At a minimum, a clinical-grade test covers genetic markers (such as CYP2D6) and includes copy number variants (CNV). These are common gene duplications resulting in increased enzyme activity. Some genetic testing services don’t cover enough markers, which could lead to providing false-negative results.
Is my PGx data private?
Some consumer DNA testing providers subsidize the cost of DNA analysis by selling customers’ data to their industry partners. Clinical-grade diagnostic tests are more costly because of stricter privacy regulations.

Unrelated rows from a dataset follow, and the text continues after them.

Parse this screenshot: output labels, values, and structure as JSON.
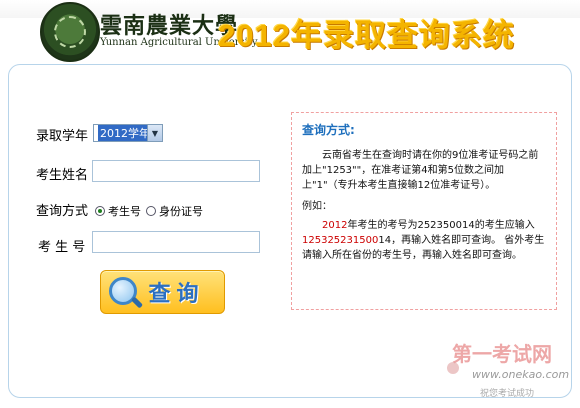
{
  "header": {
    "school_name_cn": "雲南農業大學",
    "school_name_en": "Yunnan Agricultural University",
    "system_title": "2012年录取查询系统"
  },
  "form": {
    "year_label": "录取学年",
    "year_value": "2012学年",
    "name_label": "考生姓名",
    "name_value": "",
    "method_label": "查询方式",
    "method_options": [
      "考生号",
      "身份证号"
    ],
    "method_selected": "考生号",
    "exam_no_label": "考 生 号",
    "exam_no_value": "",
    "query_button_label": "查询"
  },
  "info": {
    "title": "查询方式:",
    "text1": "云南省考生在查询时请在你的9位准考证号码之前加上\"1253\"\"，在准考证第4和第5位数之间加上\"1\"（专升本考生直接输12位准考证号）。",
    "example_label": "例如：",
    "example_year": "2012",
    "example_part1": "年考生的考号为252350014的考生应输入",
    "example_code": "125325231500",
    "example_part2": "14，再输入姓名即可查询。 省外考生请输入所在省份的考生号，再输入姓名即可查询。"
  },
  "watermark": {
    "cn": "第一考试网",
    "url": "www.onekao.com",
    "slogan": "祝您考试成功"
  },
  "colors": {
    "title_gold": "#f4b400",
    "panel_border": "#b7d4ea",
    "info_title_blue": "#1e6fbd",
    "accent_red": "#cc0000"
  }
}
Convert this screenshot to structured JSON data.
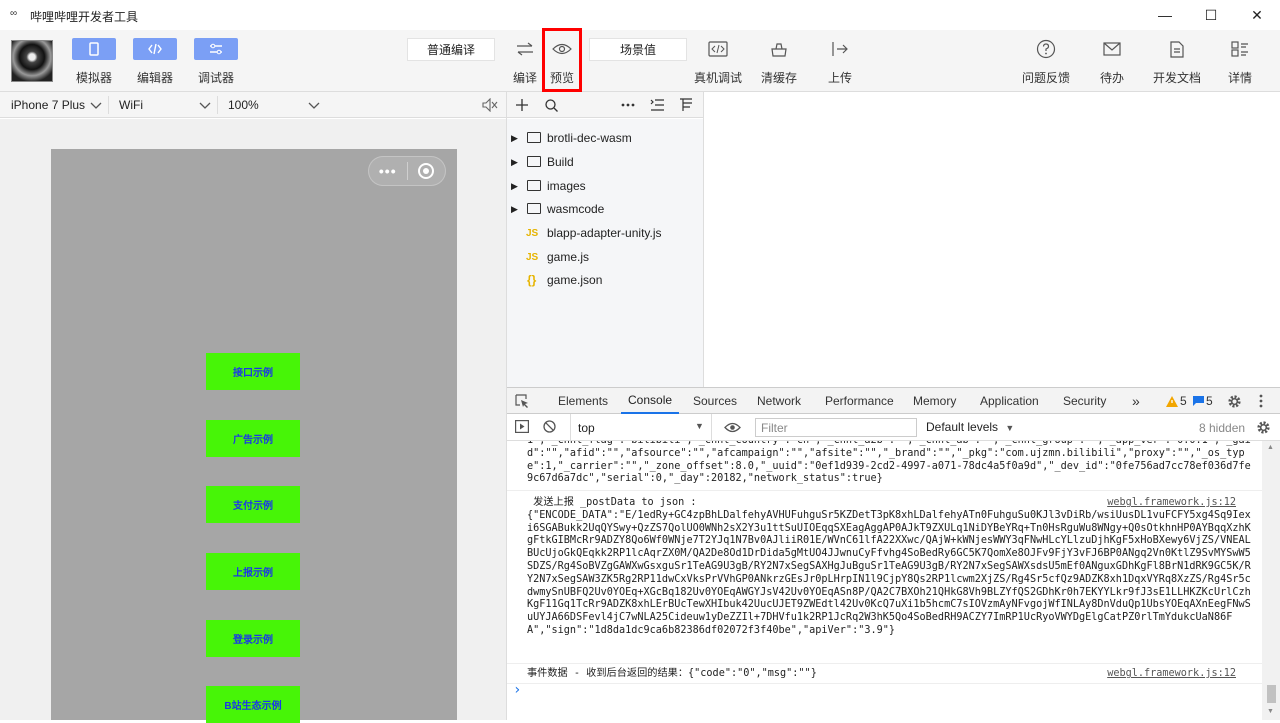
{
  "window": {
    "title": "哔哩哔哩开发者工具",
    "app_icon": "∞",
    "minimize": "—",
    "maximize": "☐",
    "close": "✕"
  },
  "toolbar": {
    "simulator_label": "模拟器",
    "editor_label": "编辑器",
    "debugger_label": "调试器",
    "compile_mode": "普通编译",
    "compile_label": "编译",
    "preview_label": "预览",
    "scene_value": "场景值",
    "real_device_label": "真机调试",
    "clear_cache_label": "清缓存",
    "upload_label": "上传",
    "feedback_label": "问题反馈",
    "todo_label": "待办",
    "dev_docs_label": "开发文档",
    "details_label": "详情"
  },
  "simulator": {
    "device": "iPhone 7 Plus",
    "network": "WiFi",
    "zoom": "100%",
    "buttons": [
      "接口示例",
      "广告示例",
      "支付示例",
      "上报示例",
      "登录示例",
      "B站生态示例"
    ]
  },
  "file_tree": {
    "items": [
      {
        "type": "folder",
        "name": "brotli-dec-wasm"
      },
      {
        "type": "folder",
        "name": "Build"
      },
      {
        "type": "folder",
        "name": "images"
      },
      {
        "type": "folder",
        "name": "wasmcode"
      },
      {
        "type": "js",
        "name": "blapp-adapter-unity.js"
      },
      {
        "type": "js",
        "name": "game.js"
      },
      {
        "type": "json",
        "name": "game.json"
      }
    ]
  },
  "devtools": {
    "tabs": [
      "Elements",
      "Console",
      "Sources",
      "Network",
      "Performance",
      "Memory",
      "Application",
      "Security"
    ],
    "active_tab": "Console",
    "more": "»",
    "warnings": "5",
    "messages": "5",
    "context": "top",
    "filter_placeholder": "Filter",
    "levels": "Default levels",
    "hidden": "8 hidden",
    "logs": [
      {
        "text": "1\",\"_chnl_flag\":\"bilibili\",\"_chnl_country\":\"cn\",\"_chnl_a2b\":\"\",\"_chnl_ab\":\"\",\"_chnl_group\":\"\",\"_app_ver\":\"0.0.1\",\"_gaid\":\"\",\"afid\":\"\",\"afsource\":\"\",\"afcampaign\":\"\",\"afsite\":\"\",\"_brand\":\"\",\"_pkg\":\"com.ujzmn.bilibili\",\"proxy\":\"\",\"_os_type\":1,\"_carrier\":\"\",\"_zone_offset\":8.0,\"_uuid\":\"0ef1d939-2cd2-4997-a071-78dc4a5f0a9d\",\"_dev_id\":\"0fe756ad7cc78ef036d7fe9c67d6a7dc\",\"serial\":0,\"_day\":20182,\"network_status\":true}",
        "source": ""
      },
      {
        "text": " 发送上报 _postData to json :\n{\"ENCODE_DATA\":\"E/1edRy+GC4zpBhLDalfehyAVHUFuhguSr5KZDetT3pK8xhLDalfehyATn0FuhguSu0KJl3vDiRb/wsiUusDL1vuFCFY5xg4Sq9Iexi6SGABukk2UqQYSwy+QzZS7QolUO0WNh2sX2Y3u1ttSuUIOEqqSXEagAggAP0AJkT9ZXULq1NiDYBeYRq+Tn0HsRguWu8WNgy+Q0sOtkhnHP0AYBqqXzhKgFtkGIBMcRr9ADZY8Qo6Wf0WNje7T2YJq1N7Bv0AJliiR01E/WVnC61lfA22XXwc/QAjW+kWNjesWWY3qFNwHLcYLlzuDjhKgF5xHoBXewy6VjZS/VNEALBUcUjoGkQEqkk2RP1lcAqrZX0M/QA2De8Od1DrDida5gMtUO4JJwnuCyFfvhg4SoBedRy6GC5K7QomXe8OJFv9FjY3vFJ6BP0ANgq2Vn0KtlZ9SvMYSwW5SDZS/Rg4SoBVZgGAWXwGsxguSr1TeAG9U3gB/RY2N7xSegSAXHgJuBguSr1TeAG9U3gB/RY2N7xSegSAWXsdsU5mEf0ANguxGDhKgFl8BrN1dRK9GC5K/RY2N7xSegSAW3ZK5Rg2RP11dwCxVksPrVVhGP0ANkrzGEsJr0pLHrpIN1l9CjpY8Qs2RP1lcwm2XjZS/Rg4Sr5cfQz9ADZK8xh1DqxVYRq8XzZS/Rg4Sr5cdwmySnUBFQ2Uv0YOEq+XGcBq182Uv0YOEqAWGYJsV42Uv0YOEqASn8P/QA2C7BXOh21QHkG8Vh9BLZYfQS2GDhKr0h7EKYYLkr9fJ3sE1LLHKZKcUrlCzhKgF11Gq1TcRr9ADZK8xhLErBUcTewXHIbuk42UucUJET9ZWEdtl42Uv0KcQ7uXi1b5hcmC7sIOVzmAyNFvgojWfINLAy8DnVduQp1UbsYOEqAXnEegFNwSuUYJA66DSFevl4jC7wNLA25Cideuw1yDeZZIl+7DHVfu1k2RP1JcRq2W3hK5Qo4SoBedRH9ACZY7ImRP1UcRyoVWYDgElgCatPZ0rlTmYdukcUaN86FA\",\"sign\":\"1d8da1dc9ca6b82386df02072f3f40be\",\"apiVer\":\"3.9\"}",
        "source": "webgl.framework.js:12"
      },
      {
        "text": "事件数据 - 收到后台返回的结果：{\"code\":\"0\",\"msg\":\"\"}",
        "source": "webgl.framework.js:12"
      }
    ],
    "prompt": "›"
  }
}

The Privacy Commissioner of Canada provides a handy checklist of questions you may ask the genetic testing company. In essence, service providers should only ask you for personal information if it is essential to delivering the service. Pillcheck promises to keep your personal and genetic information confidential.
How can I share my PGx results with my doctor?
You should not change your medications based on a pharmacogenetic test until your physician reviews your results. The Pillcheck Pharmacist Opinion Letter helps your physician apply PGx insights to optimize your treatment. Pillcheck enables secure sharing of results with any healthcare practitioner you choose.
- A Pharmacogenetic or pharmacogenomic (PGx) test reveals how you are likely to respond to a medication before it is prescribed, helping doctors choose the safest therapy quickly.
- Pharmacogenetic tests are readily available online, through benefits plans, and select pharmacies in Canada.
- Many private insurance plans cover the cost, and it is an eligible healthcare spending account expense when accompanied by a medication review by a licensed pharmacist.
- Insurance companies typically reimburse PGx costs only once in your lifetime, be sure to select a PGx provider that will serve you well now and support you with potential future medication decisions.
- If the test is comprehensive, you only need to do it once and refer to the results throughout your lifetime.
User considerations in assessing pharmacogenomic tests and their clinical support tools https://www.ncbi.nlm.nih.gov/pmc/articles/PMC6133969/
Bousman et al., Navigating the Labyrinth of Pharmacogenetic Testing: A Guide to Test Selection. Clin Pharmacol Ther. 2019 Apr 20. doi: 10.1002/cpt.1432.
Bousman et al., Encountering Pharmacogenetic Test Results in the Psychiatric Clinic. The Canadian Journal of Psychiatry. 2022;67(2):95-100. doi:10.1177/07067437211058847